◆ TASK GOAL: Lines with the word "Gordon" are the ones wanted. Copy each of them from the entries below.

◆ Entries from a dataset of interfaces:
==*==

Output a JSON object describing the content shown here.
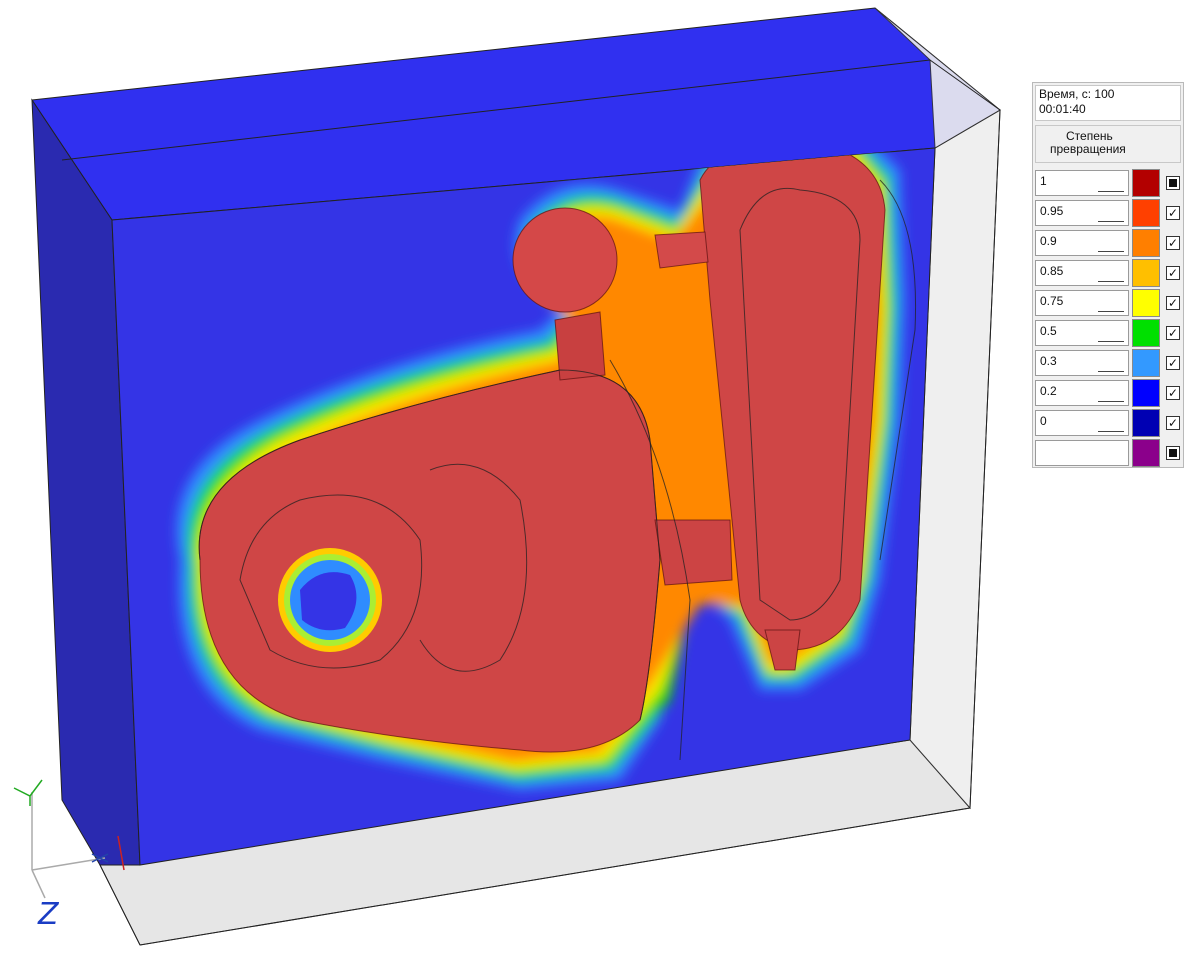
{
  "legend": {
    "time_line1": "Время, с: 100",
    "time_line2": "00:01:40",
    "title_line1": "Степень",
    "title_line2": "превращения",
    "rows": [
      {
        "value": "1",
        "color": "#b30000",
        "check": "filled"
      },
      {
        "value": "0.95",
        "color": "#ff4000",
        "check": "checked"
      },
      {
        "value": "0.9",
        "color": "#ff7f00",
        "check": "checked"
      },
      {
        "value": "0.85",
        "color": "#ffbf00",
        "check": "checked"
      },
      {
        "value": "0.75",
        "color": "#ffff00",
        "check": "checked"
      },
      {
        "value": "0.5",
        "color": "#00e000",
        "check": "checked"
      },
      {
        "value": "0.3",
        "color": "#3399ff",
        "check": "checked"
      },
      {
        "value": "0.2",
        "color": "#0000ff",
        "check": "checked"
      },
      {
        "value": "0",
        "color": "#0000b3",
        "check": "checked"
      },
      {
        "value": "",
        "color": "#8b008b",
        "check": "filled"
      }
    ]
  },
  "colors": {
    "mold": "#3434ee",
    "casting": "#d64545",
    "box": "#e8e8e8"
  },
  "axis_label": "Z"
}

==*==

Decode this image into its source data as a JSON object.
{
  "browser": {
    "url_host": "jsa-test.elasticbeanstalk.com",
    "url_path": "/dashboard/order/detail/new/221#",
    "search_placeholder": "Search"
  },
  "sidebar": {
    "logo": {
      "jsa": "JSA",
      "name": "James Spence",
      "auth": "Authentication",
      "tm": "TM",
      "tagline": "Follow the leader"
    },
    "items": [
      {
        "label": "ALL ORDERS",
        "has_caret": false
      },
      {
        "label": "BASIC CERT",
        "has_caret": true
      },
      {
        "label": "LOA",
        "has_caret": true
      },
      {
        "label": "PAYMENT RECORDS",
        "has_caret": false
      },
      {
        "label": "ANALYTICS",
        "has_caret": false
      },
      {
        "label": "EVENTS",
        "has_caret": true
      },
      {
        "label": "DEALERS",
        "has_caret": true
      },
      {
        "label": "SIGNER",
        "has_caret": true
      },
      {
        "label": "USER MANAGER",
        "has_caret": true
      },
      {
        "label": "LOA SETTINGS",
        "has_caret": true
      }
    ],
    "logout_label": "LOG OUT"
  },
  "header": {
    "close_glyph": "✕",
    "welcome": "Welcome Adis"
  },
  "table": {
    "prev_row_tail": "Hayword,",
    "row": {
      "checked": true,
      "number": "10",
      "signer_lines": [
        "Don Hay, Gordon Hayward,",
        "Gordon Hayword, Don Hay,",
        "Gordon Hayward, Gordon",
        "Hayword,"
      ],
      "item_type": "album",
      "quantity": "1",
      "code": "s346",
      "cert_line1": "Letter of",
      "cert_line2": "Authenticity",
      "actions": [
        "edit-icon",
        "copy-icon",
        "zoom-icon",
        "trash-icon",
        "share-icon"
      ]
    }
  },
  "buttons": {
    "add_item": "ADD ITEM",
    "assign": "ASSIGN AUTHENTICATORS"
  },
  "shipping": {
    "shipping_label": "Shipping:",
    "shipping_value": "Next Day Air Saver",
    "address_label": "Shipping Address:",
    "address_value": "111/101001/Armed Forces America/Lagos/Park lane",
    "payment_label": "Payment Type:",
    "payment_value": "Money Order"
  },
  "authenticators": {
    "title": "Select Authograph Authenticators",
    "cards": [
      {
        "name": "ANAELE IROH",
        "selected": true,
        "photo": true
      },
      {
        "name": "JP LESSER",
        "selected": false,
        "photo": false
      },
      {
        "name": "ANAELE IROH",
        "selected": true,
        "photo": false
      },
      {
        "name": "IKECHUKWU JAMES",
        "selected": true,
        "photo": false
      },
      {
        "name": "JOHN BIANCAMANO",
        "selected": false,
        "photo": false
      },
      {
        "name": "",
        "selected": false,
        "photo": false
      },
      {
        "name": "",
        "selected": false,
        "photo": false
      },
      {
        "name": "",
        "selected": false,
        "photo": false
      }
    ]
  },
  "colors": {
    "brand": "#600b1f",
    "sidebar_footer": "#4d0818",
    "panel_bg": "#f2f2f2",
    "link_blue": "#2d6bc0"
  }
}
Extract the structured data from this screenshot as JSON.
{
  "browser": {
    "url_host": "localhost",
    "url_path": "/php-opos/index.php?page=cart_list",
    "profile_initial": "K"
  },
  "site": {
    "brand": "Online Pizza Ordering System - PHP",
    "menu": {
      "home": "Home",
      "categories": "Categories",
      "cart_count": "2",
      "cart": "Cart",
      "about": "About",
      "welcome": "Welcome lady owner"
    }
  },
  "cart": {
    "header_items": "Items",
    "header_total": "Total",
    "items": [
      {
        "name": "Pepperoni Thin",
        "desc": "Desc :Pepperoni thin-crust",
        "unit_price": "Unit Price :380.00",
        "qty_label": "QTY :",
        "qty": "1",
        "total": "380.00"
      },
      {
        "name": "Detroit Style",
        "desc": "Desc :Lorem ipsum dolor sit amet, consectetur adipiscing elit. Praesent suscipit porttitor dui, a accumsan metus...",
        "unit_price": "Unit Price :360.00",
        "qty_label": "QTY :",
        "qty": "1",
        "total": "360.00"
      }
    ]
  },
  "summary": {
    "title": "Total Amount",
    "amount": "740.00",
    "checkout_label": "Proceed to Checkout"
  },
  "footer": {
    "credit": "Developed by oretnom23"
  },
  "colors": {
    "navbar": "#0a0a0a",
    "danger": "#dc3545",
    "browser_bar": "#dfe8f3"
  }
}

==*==

◆ RESULT:
        "Don Hay, Gordon Hayward,",
        "Gordon Hayword, Don Hay,",
        "Gordon Hayward, Gordon",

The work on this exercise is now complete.